EAST BRUNSWICK, NJ - New enforcement of local recycling policies could be the beginning of big changes for East Brunswick in an effort to go green. As of December 2, the township announced that recycling materials must be clean, empty, and loose in cans and dumpsters. In order to recycle more effectively, the town will no longer collect recycling that does not follow the guidelines. According to Mayor Cohen, the initiative is part of a larger plan to make East Brunswick a more sustainable community.
“We’re not looking to punish people, there are no fines associated with it,” Cohen said. “What’s happening right now is we don’t get money for our recycling…. haulers right now, if they see that you’ve got a plastic bag for instance in your can, they won’t take the whole thing and that whole thing now goes to the dump.”
If residents are recycling the right products, they’ll receive a green card. If not, they’ll receive a checkbox of what they are putting in their cans that shouldn’t be in there.
“Our own department’s going around, and we’re going to stop as people have their yellow cans out and look in every one of those bags and see: Are you doing it right or are you doing it wrong?” Cohen noted.
As soon as 2020, East Brunswick could be going single-use plastic free in favor of reusables. According to Cohen, this will be the first big step in making sustainable choices.
“I think a lot of people are already aware of the pitfalls and the problems that have occurred to the environment as a result of this massive use of single use plastic bags getting into the water supply, getting into our food supply, getting into landfills, and so I think that people recognize that that has to change,” Cohen said.
Without a market for recycling, towns no longer get money back from garbage haulers for the amount of recycling they put out. As of right now, the town pays as much to recycle as they do for regular garbage disposable. To Mayor Cohen, creating a green economy is, most importantly, is about caring for the planet.

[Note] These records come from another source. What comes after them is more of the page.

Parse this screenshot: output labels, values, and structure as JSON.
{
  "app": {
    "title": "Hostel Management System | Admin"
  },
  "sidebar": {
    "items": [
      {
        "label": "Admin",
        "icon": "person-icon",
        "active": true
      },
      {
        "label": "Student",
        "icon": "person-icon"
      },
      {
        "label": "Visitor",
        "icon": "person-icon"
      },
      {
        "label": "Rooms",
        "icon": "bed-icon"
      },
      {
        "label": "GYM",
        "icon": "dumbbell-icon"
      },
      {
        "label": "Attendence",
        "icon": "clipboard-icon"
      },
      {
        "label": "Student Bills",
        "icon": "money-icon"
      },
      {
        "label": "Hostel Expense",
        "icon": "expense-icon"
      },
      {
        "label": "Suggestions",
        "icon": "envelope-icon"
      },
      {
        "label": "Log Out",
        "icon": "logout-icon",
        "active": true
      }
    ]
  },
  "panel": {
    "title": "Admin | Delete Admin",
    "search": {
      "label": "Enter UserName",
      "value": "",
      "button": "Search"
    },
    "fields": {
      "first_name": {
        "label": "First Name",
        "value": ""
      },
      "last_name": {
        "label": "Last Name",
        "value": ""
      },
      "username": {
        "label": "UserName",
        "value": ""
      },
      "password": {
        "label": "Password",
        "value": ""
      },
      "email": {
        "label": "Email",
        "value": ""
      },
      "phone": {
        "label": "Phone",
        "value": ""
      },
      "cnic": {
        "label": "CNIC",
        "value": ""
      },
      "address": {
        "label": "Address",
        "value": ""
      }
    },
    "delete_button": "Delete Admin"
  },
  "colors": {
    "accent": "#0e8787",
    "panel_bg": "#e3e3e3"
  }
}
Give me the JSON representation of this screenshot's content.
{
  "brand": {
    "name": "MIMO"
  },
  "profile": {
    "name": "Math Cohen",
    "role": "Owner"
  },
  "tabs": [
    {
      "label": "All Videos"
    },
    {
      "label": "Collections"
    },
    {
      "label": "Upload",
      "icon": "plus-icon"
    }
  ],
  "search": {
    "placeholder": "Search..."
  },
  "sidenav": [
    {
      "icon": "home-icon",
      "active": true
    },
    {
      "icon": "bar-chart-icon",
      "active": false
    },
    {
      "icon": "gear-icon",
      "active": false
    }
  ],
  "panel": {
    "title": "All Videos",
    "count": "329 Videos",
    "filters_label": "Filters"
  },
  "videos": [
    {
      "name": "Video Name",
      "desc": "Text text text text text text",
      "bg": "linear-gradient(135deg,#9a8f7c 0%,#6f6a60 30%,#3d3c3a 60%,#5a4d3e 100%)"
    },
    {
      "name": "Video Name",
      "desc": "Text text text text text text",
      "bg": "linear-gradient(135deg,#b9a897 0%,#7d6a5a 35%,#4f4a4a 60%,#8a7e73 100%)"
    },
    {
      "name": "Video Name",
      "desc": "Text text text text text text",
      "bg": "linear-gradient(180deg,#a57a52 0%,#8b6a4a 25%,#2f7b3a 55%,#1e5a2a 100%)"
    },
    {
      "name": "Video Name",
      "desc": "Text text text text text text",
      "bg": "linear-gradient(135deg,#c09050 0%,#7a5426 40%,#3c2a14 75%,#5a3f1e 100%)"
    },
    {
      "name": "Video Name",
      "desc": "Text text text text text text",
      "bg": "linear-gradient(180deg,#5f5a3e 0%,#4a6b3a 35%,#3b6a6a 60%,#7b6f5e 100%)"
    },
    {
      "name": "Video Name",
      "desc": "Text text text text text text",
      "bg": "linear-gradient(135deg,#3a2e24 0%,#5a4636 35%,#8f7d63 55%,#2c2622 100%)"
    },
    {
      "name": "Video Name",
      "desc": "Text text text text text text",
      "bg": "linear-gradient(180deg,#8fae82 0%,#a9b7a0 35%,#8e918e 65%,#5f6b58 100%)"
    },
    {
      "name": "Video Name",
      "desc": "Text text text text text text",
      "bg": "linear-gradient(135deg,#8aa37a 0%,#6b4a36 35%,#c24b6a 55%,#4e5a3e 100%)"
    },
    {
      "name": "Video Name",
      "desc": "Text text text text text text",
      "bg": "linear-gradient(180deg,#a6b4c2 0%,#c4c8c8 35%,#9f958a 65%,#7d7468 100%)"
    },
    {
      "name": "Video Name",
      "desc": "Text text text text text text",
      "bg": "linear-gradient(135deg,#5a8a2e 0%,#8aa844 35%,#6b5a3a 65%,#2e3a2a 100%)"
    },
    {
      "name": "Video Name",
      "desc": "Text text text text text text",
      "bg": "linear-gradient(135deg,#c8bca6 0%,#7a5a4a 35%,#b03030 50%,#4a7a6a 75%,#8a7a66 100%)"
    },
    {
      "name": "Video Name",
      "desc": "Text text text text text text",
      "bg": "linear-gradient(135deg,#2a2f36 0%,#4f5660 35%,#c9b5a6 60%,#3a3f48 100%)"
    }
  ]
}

“We have to pay as much to be disposed of as we do for our regular garbage. So we need to be very conscious that if we’re recycling we’re recycling because we’re trying to be good stewards of the earth and do the right thing,” he said.
The policy, however, could mean big changes for small businesses. Large chains and international companies currently operate in multiple markets, some of which have already gone plastic-free.
“Most people don’t think of going in for their Chinese food dinner and bringing reusable bags, or bringing in Tupperware for leftovers,” Cohen said. “That’s going to be a harder behavior to change than remembering to take out the (reusable shopping) bags that are already sitting in your trunk.”
In an effort to encourage supermarket shoppers, Cohen mentioned either a discount for people with reusable bags, or a charge for people who opt for plastic. However, it will ultimately be dependent on the store.
“I think that we’re ready, and if something pushes us to do it that’s an easy way of changing behavior,” Cohen said. “There are other things that are harder to change. Styrofoam, straws, and there’s probably a host of other things that we could do. So we have to do it a little at a time. And I think that’s how you achieve more long-lasting change.”